In a look at how major stressors during childhood can change a person’s biological risk for psychiatric disorders, researchers at Butler Hospital have discovered a genetic alteration at the root of the association. The research, published online in PLoS ONE on January 25, 2012, suggests that childhood adversity may lead to epigenetic changes in the human glucocorticoid receptor gene, an important regulator of the biological stress response that may increase risk for psychiatric disorders. Continue reading
New technique holds promise for better understanding of brain disorders
IMAGE: Optically excited quantum dots in close proximity to a cell control the opening of ion channels. Continue reading
In recent years, probiotic bacteria have been touted as an alternative medicine to relieve gastrointestinal issues, like indigestion, bloating and irritable bowel syndrome. Now, researchers believe that the healthy microbes may also be good for the mind.
In a mouse model, scientists from University College Cork and McMaster University found that rodents that consumed probiotic-enriched food displayed fewer symptoms and signs of depression and anxiety when compared to a control group.
“These findings highlight the important role that gut bacteria play in the bidirectional communication between the gut and the brain, the gut-brain axis, and opens up the intriguing opportunity of developing unique microbial-based strategies for treatment Continue reading

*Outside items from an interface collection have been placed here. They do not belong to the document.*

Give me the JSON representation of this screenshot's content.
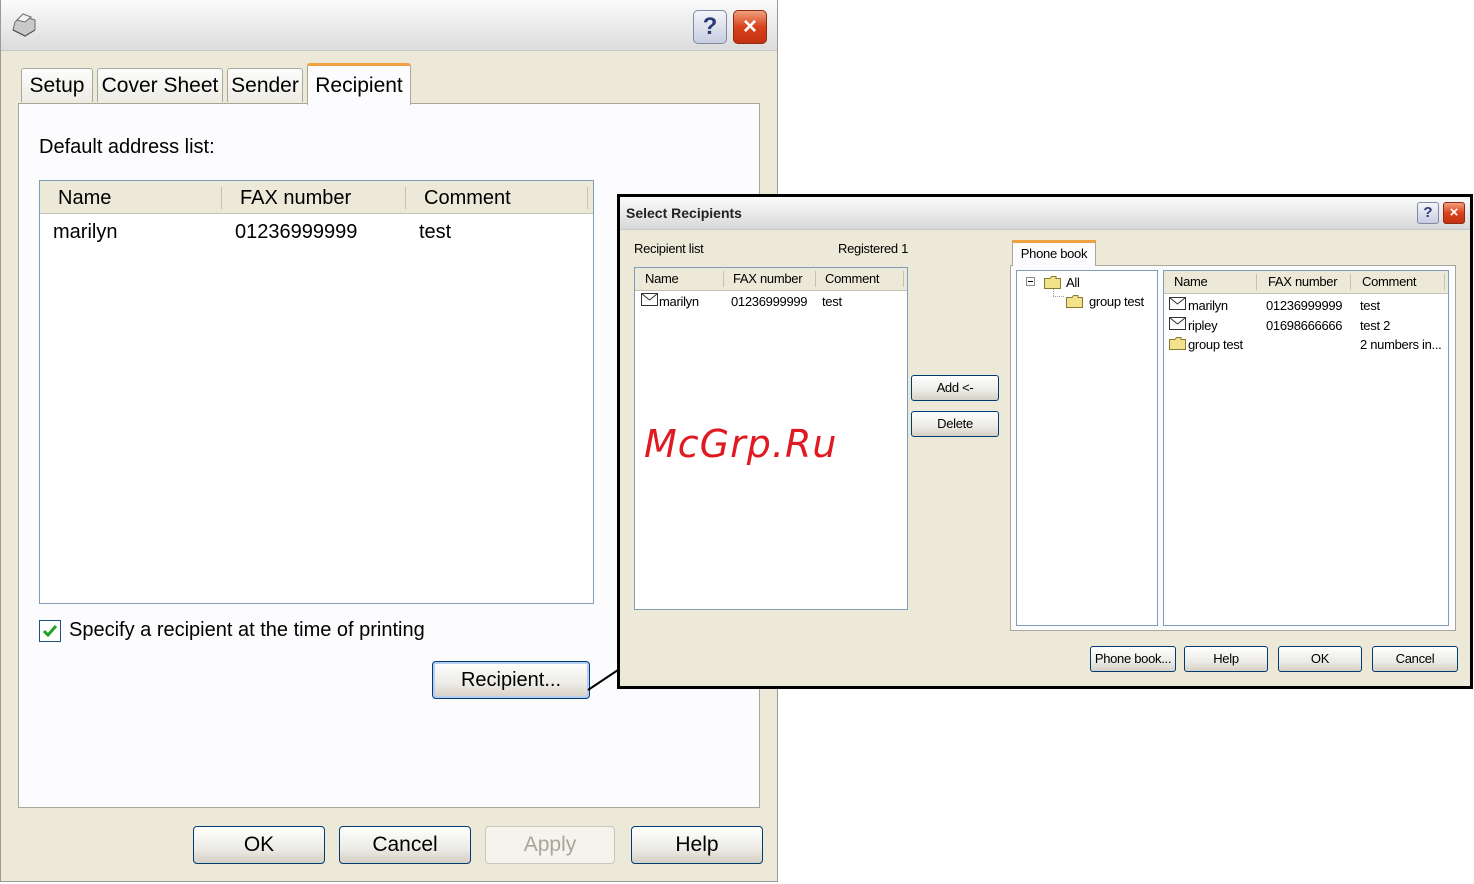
{
  "main_dialog": {
    "tabs": [
      "Setup",
      "Cover Sheet",
      "Sender",
      "Recipient"
    ],
    "active_tab": "Recipient",
    "default_address_label": "Default address list:",
    "address_list": {
      "columns": [
        "Name",
        "FAX number",
        "Comment"
      ],
      "rows": [
        {
          "name": "marilyn",
          "fax": "01236999999",
          "comment": "test"
        }
      ]
    },
    "specify_checkbox": {
      "label": "Specify a recipient at the time of printing",
      "checked": true
    },
    "recipient_button": "Recipient...",
    "buttons": {
      "ok": "OK",
      "cancel": "Cancel",
      "apply": "Apply",
      "help": "Help"
    },
    "title_buttons": {
      "help": "?",
      "close": "×"
    }
  },
  "select_dialog": {
    "title": "Select Recipients",
    "title_buttons": {
      "help": "?",
      "close": "×"
    },
    "recipient_list_label": "Recipient list",
    "registered_label": "Registered 1",
    "recipient_list": {
      "columns": [
        "Name",
        "FAX number",
        "Comment"
      ],
      "rows": [
        {
          "icon": "mail-icon",
          "name": "marilyn",
          "fax": "01236999999",
          "comment": "test"
        }
      ]
    },
    "add_button": "Add <-",
    "delete_button": "Delete",
    "phone_book_tab": "Phone book",
    "tree": {
      "root": "All",
      "children": [
        "group test"
      ]
    },
    "phone_book_list": {
      "columns": [
        "Name",
        "FAX number",
        "Comment"
      ],
      "rows": [
        {
          "icon": "mail-icon",
          "name": "marilyn",
          "fax": "01236999999",
          "comment": "test"
        },
        {
          "icon": "mail-icon",
          "name": "ripley",
          "fax": "01698666666",
          "comment": "test 2"
        },
        {
          "icon": "folder-icon",
          "name": "group test",
          "fax": "",
          "comment": "2 numbers in..."
        }
      ]
    },
    "buttons": {
      "phone_book": "Phone book...",
      "help": "Help",
      "ok": "OK",
      "cancel": "Cancel"
    }
  },
  "watermark": "McGrp.Ru",
  "colors": {
    "xp_button_border": "#003c74",
    "tab_highlight": "#f0a040",
    "close_button": "#d8421c",
    "watermark": "#e01a22"
  }
}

Dr. Natasha Campbell-McBride has a full-time medical practice in the United Kingdom where she treats children and adults with autism, learning disabilities, neurological disorders, psychiatric disorders, immune disorders, and digestive problems.
Here, she shares her insights about Gut and Psychology Syndrome (GAPS), which can make a child particularly prone to vaccine damage, and the GAPS Nutritional program; a natural treatment for autism, ADHD, dyslexia, dyspraxia, depression and schizophrenia.
I’m thrilled to share this interview with you as Dr. Natasha Campbell-McBride presents a truly fascinating and elegant description of the foundational conditions that contribute to autism, along with a pragmatic approach to help circumvent and stem the autism epidemic, which has been a perplexing puzzle for most of us.
Dr. Campbell is a medical doctor with a postgraduate degree in neurology. She worked as a neurologist and a neurosurgeon for several years before starting a family. When her first-born son was diagnosed autistic at the age of three, she was surprised to realize that her own profession had no answers… Continue reading
We’re all familiar with the term “gut feeling”. As it turns out, the term may be more apt than we realize. In recent years, research has increasingly identified the role the gut can have on mood and behavior, leading many scientists to refer to the gut as the “second brain”. Now, for the first time, researchers have found conclusive evidence that conditions such as anxiety can originate in the gut instead of the brain.
In a study just published in the journal Gastroenterology, researchers at McMaster University found that bacteria residing in the gut influence brain chemistry and behavior. The research is important because several common types of gastrointestinal disease are frequently associated with anxiety or depression. In addition there has been speculation that some psychiatric disorders Continue reading